=== Activity ===
Please repeat the records, word for word and without gaps.

=== Data entries ===
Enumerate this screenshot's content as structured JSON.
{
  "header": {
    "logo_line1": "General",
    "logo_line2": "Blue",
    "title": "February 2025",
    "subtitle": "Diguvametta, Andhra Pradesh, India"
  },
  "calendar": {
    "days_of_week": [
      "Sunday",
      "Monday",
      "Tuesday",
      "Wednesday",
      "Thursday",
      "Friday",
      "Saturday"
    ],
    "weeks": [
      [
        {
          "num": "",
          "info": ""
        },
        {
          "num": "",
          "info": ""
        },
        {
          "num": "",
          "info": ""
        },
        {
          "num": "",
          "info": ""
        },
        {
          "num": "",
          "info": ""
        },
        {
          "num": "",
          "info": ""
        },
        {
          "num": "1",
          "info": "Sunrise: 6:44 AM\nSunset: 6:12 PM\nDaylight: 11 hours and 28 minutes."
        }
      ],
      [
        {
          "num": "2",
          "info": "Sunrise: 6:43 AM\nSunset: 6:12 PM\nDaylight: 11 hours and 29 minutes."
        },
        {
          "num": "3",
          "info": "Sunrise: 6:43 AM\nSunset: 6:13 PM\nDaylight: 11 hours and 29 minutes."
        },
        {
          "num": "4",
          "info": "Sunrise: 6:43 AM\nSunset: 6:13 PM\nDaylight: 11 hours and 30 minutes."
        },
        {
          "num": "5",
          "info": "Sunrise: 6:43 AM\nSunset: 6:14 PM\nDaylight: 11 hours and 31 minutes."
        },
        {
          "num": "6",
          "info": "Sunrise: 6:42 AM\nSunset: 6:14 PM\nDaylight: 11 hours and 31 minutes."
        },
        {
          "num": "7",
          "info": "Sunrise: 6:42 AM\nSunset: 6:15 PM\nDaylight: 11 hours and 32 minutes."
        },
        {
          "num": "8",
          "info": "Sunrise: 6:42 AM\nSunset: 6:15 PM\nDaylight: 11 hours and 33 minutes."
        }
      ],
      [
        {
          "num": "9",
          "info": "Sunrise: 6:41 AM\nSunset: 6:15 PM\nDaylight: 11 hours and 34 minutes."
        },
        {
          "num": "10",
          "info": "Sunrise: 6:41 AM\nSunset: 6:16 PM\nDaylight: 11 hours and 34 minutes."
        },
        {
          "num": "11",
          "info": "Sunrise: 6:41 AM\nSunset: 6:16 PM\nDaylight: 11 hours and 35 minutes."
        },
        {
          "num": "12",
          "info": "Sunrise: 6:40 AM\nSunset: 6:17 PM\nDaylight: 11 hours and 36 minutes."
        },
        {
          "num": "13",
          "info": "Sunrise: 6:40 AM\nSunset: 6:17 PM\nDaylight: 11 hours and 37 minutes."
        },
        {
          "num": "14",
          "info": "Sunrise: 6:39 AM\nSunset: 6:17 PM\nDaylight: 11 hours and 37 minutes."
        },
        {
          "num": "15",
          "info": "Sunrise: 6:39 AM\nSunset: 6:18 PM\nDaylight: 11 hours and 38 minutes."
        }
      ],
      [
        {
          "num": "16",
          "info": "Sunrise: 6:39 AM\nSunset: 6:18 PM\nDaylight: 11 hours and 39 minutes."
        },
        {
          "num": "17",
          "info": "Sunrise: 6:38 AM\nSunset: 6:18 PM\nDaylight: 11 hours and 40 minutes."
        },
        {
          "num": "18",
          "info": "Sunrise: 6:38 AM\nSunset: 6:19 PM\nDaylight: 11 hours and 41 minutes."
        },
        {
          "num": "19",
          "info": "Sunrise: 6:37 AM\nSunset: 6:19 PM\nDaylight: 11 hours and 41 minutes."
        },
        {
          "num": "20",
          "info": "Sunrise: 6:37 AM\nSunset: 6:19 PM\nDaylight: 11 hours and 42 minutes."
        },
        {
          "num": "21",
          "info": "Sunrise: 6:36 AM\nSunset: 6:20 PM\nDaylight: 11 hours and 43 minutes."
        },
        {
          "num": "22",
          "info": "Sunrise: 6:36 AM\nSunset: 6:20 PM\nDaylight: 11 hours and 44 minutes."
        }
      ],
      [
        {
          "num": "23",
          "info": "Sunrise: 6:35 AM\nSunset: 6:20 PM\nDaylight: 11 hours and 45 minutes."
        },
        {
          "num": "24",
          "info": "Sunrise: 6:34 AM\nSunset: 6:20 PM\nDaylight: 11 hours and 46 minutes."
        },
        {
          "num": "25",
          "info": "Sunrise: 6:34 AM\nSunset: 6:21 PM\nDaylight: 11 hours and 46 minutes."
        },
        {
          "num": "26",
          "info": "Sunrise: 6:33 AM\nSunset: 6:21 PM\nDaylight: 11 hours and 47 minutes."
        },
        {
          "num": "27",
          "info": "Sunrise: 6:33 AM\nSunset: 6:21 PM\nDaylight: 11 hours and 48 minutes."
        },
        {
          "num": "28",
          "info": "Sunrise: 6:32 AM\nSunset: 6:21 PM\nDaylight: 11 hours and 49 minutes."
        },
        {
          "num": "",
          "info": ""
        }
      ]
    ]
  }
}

=== Answer to this task ===
Enumerate this screenshot's content as structured JSON.
{
  "header": {
    "logo_line1": "General",
    "logo_line2": "Blue",
    "title": "February 2025",
    "subtitle": "Diguvametta, Andhra Pradesh, India"
  },
  "calendar": {
    "days_of_week": [
      "Sunday",
      "Monday",
      "Tuesday",
      "Wednesday",
      "Thursday",
      "Friday",
      "Saturday"
    ],
    "weeks": [
      [
        {
          "num": "",
          "info": ""
        },
        {
          "num": "",
          "info": ""
        },
        {
          "num": "",
          "info": ""
        },
        {
          "num": "",
          "info": ""
        },
        {
          "num": "",
          "info": ""
        },
        {
          "num": "",
          "info": ""
        },
        {
          "num": "1",
          "info": "Sunrise: 6:44 AM\nSunset: 6:12 PM\nDaylight: 11 hours and 28 minutes."
        }
      ],
      [
        {
          "num": "2",
          "info": "Sunrise: 6:43 AM\nSunset: 6:12 PM\nDaylight: 11 hours and 29 minutes."
        },
        {
          "num": "3",
          "info": "Sunrise: 6:43 AM\nSunset: 6:13 PM\nDaylight: 11 hours and 29 minutes."
        },
        {
          "num": "4",
          "info": "Sunrise: 6:43 AM\nSunset: 6:13 PM\nDaylight: 11 hours and 30 minutes."
        },
        {
          "num": "5",
          "info": "Sunrise: 6:43 AM\nSunset: 6:14 PM\nDaylight: 11 hours and 31 minutes."
        },
        {
          "num": "6",
          "info": "Sunrise: 6:42 AM\nSunset: 6:14 PM\nDaylight: 11 hours and 31 minutes."
        },
        {
          "num": "7",
          "info": "Sunrise: 6:42 AM\nSunset: 6:15 PM\nDaylight: 11 hours and 32 minutes."
        },
        {
          "num": "8",
          "info": "Sunrise: 6:42 AM\nSunset: 6:15 PM\nDaylight: 11 hours and 33 minutes."
        }
      ],
      [
        {
          "num": "9",
          "info": "Sunrise: 6:41 AM\nSunset: 6:15 PM\nDaylight: 11 hours and 34 minutes."
        },
        {
          "num": "10",
          "info": "Sunrise: 6:41 AM\nSunset: 6:16 PM\nDaylight: 11 hours and 34 minutes."
        },
        {
          "num": "11",
          "info": "Sunrise: 6:41 AM\nSunset: 6:16 PM\nDaylight: 11 hours and 35 minutes."
        },
        {
          "num": "12",
          "info": "Sunrise: 6:40 AM\nSunset: 6:17 PM\nDaylight: 11 hours and 36 minutes."
        },
        {
          "num": "13",
          "info": "Sunrise: 6:40 AM\nSunset: 6:17 PM\nDaylight: 11 hours and 37 minutes."
        },
        {
          "num": "14",
          "info": "Sunrise: 6:39 AM\nSunset: 6:17 PM\nDaylight: 11 hours and 37 minutes."
        },
        {
          "num": "15",
          "info": "Sunrise: 6:39 AM\nSunset: 6:18 PM\nDaylight: 11 hours and 38 minutes."
        }
      ],
      [
        {
          "num": "16",
          "info": "Sunrise: 6:39 AM\nSunset: 6:18 PM\nDaylight: 11 hours and 39 minutes."
        },
        {
          "num": "17",
          "info": "Sunrise: 6:38 AM\nSunset: 6:18 PM\nDaylight: 11 hours and 40 minutes."
        },
        {
          "num": "18",
          "info": "Sunrise: 6:38 AM\nSunset: 6:19 PM\nDaylight: 11 hours and 41 minutes."
        },
        {
          "num": "19",
          "info": "Sunrise: 6:37 AM\nSunset: 6:19 PM\nDaylight: 11 hours and 41 minutes."
        },
        {
          "num": "20",
          "info": "Sunrise: 6:37 AM\nSunset: 6:19 PM\nDaylight: 11 hours and 42 minutes."
        },
        {
          "num": "21",
          "info": "Sunrise: 6:36 AM\nSunset: 6:20 PM\nDaylight: 11 hours and 43 minutes."
        },
        {
          "num": "22",
          "info": "Sunrise: 6:36 AM\nSunset: 6:20 PM\nDaylight: 11 hours and 44 minutes."
        }
      ],
      [
        {
          "num": "23",
          "info": "Sunrise: 6:35 AM\nSunset: 6:20 PM\nDaylight: 11 hours and 45 minutes."
        },
        {
          "num": "24",
          "info": "Sunrise: 6:34 AM\nSunset: 6:20 PM\nDaylight: 11 hours and 46 minutes."
        },
        {
          "num": "25",
          "info": "Sunrise: 6:34 AM\nSunset: 6:21 PM\nDaylight: 11 hours and 46 minutes."
        },
        {
          "num": "26",
          "info": "Sunrise: 6:33 AM\nSunset: 6:21 PM\nDaylight: 11 hours and 47 minutes."
        },
        {
          "num": "27",
          "info": "Sunrise: 6:33 AM\nSunset: 6:21 PM\nDaylight: 11 hours and 48 minutes."
        },
        {
          "num": "28",
          "info": "Sunrise: 6:32 AM\nSunset: 6:21 PM\nDaylight: 11 hours and 49 minutes."
        },
        {
          "num": "",
          "info": ""
        }
      ]
    ]
  }
}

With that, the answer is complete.